--- EXCERPTED RECORDS ---

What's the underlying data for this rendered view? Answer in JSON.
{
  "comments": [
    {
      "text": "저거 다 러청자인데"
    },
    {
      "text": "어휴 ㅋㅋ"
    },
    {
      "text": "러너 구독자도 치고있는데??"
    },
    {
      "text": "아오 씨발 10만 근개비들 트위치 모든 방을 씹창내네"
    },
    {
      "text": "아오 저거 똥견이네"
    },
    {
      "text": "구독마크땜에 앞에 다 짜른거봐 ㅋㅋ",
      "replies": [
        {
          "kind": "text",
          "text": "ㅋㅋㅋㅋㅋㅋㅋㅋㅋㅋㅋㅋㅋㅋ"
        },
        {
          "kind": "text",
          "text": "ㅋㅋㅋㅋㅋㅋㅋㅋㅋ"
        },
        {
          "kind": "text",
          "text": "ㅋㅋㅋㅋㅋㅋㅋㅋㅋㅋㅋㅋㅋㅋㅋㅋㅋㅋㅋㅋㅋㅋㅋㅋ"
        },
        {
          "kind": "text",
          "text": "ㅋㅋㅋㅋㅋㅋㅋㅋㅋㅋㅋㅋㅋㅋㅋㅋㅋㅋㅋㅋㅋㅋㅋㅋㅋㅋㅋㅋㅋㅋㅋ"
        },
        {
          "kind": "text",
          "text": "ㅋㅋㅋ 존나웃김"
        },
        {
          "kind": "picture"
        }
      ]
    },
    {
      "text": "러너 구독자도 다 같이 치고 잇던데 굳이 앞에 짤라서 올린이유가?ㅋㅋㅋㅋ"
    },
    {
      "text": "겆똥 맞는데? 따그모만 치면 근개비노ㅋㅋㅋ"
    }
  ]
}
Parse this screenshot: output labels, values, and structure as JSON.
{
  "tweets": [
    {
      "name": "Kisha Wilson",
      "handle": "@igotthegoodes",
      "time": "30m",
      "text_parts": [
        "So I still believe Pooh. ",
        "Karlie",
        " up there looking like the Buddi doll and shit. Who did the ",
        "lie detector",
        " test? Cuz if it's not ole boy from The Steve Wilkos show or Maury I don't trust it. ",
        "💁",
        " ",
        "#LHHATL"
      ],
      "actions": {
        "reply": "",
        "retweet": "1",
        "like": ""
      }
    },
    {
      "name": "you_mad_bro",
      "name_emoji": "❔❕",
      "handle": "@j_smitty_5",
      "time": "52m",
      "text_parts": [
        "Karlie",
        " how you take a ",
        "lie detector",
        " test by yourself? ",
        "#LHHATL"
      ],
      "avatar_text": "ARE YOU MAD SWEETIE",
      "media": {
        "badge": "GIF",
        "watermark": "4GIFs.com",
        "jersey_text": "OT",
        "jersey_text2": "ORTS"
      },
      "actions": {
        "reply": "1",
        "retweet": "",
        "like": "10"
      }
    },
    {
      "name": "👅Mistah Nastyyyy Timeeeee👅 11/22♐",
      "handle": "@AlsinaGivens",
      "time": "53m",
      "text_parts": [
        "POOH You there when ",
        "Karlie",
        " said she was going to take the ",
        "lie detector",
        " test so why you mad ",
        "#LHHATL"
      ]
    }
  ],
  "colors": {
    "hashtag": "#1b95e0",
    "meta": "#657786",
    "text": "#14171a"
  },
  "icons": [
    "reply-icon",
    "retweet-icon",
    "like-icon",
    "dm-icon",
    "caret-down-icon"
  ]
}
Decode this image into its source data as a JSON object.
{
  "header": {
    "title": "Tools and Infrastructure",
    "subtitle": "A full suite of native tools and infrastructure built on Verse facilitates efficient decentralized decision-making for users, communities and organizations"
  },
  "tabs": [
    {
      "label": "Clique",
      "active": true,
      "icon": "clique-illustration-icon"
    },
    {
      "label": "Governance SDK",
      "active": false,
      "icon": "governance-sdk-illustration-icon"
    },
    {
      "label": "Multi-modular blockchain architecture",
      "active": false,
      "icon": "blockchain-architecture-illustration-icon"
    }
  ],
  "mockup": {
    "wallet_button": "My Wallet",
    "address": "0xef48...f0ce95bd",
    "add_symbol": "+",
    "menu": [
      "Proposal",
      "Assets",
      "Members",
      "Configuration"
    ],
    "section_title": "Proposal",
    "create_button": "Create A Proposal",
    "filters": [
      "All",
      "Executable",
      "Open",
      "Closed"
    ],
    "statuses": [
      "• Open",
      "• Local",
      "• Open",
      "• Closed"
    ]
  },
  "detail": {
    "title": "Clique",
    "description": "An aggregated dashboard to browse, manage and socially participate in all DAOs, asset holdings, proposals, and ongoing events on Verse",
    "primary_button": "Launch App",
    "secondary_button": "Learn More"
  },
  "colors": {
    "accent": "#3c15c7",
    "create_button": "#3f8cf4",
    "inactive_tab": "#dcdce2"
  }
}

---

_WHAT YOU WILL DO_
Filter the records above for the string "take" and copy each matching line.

_ANSWER BOX_
        " how you take a ",
        " said she was going to take the ",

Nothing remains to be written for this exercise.